  44. Permission Scope (cont'd.)

  45. Permission Inheritance • NTFS permissions for folders apply to the first folder on which they are used • Permission propagates to all folders below that point • Inheritance can be blocked • Once blocked, the object needs new permissions assigned to it • Any file or folder can have additional permissions assigned directly to the object • That combine with the inherited permissions

  46. Effective Permissions • Many items have an impact on calculating permissions • Permissions can be inherited or directly assigned • Each permission has a scope that determines what range of objects it applies to • Permissions can be allowed or denied • Permissions can be applied to groups, and any member of that group receives those permissions • Users can be members in multiple groups that have different permissions to the same object • Owners of a file or folder have full control of the object • Effective Permissions tab • Helps to simplify the analysis of assigned permissions

  47. Effective Permissions (cont'd.)

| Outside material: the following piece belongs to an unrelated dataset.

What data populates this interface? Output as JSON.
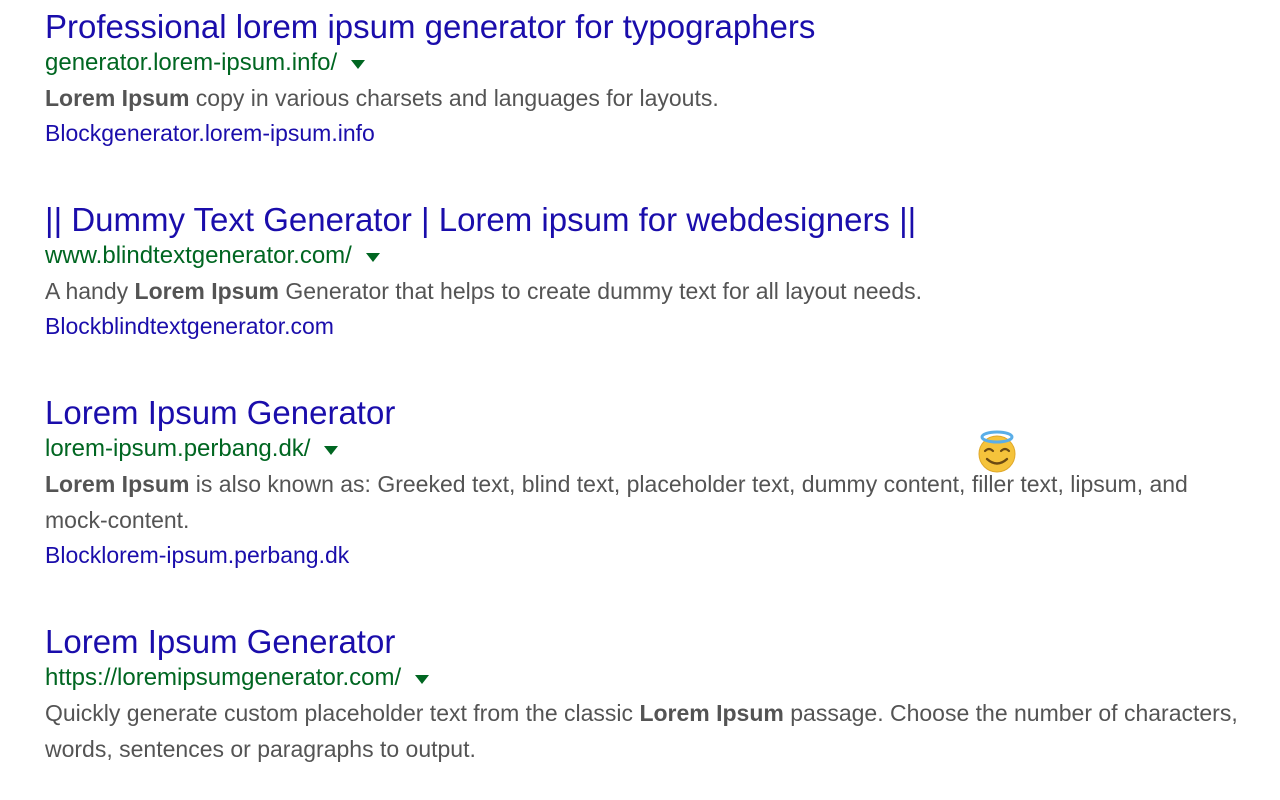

  48. Ownership • Each NTFS file or folder has an owner • Owner of a file or folder always has the ability to assign permissions to that file or folder • Members of the Administrator group • Have the right, by default, to assign or take ownership of a file or folder • Users with the Full control standard permission or the individual NTFS permission Take ownership • Can also assume ownership of a file

  49. Ownership (cont'd.)

  50. Permission Changes When Content Is Copied or Moved • Copy operations always create new versions of the content that is being copied • New versions will inherit the permission settings of the target location • Move operations affect permissions differently • Depending on the destination location relative to the source location • Source and target locations on the same volume, no changes • Source and target locations on different volumes, just like a copy operation